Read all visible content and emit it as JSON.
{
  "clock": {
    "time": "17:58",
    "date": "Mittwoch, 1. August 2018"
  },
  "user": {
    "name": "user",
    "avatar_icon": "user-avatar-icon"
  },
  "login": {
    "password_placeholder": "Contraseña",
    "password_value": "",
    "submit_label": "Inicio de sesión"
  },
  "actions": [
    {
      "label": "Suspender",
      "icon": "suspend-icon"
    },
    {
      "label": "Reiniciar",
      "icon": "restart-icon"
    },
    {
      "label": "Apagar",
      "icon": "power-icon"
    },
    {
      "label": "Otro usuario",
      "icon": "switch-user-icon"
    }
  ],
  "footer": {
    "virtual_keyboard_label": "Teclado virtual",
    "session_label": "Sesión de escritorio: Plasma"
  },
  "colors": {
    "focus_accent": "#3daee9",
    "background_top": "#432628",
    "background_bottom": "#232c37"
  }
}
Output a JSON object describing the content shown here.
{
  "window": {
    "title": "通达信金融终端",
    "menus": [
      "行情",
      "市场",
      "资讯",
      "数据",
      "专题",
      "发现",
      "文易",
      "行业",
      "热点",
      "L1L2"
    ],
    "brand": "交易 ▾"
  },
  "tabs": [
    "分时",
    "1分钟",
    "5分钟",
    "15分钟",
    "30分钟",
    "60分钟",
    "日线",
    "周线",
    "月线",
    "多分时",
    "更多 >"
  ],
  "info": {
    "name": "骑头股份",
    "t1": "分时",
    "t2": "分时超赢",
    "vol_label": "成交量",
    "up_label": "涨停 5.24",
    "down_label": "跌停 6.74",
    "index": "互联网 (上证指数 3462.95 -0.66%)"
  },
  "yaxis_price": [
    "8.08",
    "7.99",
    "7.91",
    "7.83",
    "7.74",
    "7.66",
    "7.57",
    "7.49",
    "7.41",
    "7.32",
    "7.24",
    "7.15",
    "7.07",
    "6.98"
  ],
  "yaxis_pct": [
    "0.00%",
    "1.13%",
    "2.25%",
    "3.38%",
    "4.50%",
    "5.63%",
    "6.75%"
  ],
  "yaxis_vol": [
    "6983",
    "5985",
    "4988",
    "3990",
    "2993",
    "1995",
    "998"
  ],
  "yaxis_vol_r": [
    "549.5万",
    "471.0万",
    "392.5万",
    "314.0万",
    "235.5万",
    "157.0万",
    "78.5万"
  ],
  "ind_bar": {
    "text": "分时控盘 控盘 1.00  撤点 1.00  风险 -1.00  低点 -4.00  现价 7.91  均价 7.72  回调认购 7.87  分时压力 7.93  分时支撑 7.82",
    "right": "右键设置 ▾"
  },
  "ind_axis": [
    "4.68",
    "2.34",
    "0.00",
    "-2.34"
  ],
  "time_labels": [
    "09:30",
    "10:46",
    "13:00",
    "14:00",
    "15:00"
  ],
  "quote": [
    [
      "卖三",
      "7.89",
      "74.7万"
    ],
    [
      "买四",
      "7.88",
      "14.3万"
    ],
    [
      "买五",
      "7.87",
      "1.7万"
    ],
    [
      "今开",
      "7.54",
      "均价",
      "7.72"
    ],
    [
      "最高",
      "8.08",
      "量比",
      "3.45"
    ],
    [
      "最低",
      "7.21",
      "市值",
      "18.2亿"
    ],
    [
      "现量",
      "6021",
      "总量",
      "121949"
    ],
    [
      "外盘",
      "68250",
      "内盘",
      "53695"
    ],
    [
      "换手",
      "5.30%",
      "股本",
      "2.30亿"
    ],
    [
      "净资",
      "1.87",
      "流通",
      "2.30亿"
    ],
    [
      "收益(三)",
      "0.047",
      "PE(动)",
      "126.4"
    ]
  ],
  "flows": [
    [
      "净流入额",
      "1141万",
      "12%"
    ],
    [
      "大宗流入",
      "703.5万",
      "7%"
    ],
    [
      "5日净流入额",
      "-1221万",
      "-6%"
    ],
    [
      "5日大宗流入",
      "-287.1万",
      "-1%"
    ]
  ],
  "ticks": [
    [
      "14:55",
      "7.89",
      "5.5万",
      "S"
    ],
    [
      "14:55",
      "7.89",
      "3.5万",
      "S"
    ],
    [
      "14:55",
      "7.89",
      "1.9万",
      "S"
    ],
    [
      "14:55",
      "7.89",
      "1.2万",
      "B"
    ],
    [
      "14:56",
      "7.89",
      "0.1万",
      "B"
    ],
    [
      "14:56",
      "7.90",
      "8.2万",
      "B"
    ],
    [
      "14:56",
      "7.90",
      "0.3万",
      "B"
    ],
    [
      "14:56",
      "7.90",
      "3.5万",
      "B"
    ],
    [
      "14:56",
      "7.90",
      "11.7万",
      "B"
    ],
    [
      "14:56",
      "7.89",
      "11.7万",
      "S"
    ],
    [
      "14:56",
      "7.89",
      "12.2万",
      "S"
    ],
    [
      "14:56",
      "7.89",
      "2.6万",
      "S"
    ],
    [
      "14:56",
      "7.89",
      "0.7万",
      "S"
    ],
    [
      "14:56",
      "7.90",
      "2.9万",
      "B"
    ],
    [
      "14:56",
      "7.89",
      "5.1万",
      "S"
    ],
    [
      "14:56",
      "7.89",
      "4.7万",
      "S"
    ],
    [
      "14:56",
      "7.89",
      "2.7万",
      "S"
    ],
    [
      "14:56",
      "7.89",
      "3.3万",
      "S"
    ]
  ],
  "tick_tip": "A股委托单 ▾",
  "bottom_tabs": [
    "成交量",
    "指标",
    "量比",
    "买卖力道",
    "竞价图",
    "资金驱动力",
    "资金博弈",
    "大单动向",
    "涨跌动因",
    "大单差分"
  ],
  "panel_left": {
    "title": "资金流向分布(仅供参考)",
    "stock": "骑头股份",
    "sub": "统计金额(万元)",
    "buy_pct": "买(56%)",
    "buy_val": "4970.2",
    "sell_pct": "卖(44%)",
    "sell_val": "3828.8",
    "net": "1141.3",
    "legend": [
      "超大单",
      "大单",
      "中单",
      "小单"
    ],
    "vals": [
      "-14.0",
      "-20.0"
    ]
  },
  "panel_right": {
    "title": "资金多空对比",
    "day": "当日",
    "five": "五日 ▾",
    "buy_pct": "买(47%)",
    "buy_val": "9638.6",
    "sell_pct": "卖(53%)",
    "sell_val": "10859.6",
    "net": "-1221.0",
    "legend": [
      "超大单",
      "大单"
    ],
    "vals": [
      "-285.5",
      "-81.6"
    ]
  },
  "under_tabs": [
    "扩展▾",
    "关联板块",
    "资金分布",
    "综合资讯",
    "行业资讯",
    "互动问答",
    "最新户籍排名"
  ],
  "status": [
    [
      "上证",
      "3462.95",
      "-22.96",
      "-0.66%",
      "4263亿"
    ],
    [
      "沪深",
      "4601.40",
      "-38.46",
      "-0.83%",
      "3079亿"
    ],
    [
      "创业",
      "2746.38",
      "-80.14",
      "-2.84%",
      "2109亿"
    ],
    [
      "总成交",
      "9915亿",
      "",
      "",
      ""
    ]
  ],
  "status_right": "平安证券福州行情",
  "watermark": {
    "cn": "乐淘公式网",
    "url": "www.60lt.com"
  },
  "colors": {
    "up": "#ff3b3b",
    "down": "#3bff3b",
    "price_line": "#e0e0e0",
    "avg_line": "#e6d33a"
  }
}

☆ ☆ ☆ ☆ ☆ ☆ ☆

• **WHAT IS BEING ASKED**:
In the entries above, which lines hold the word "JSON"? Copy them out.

• **YOUR SOLUTION**:
Read all visible content and emit it as JSON.
Output a JSON object describing the content shown here.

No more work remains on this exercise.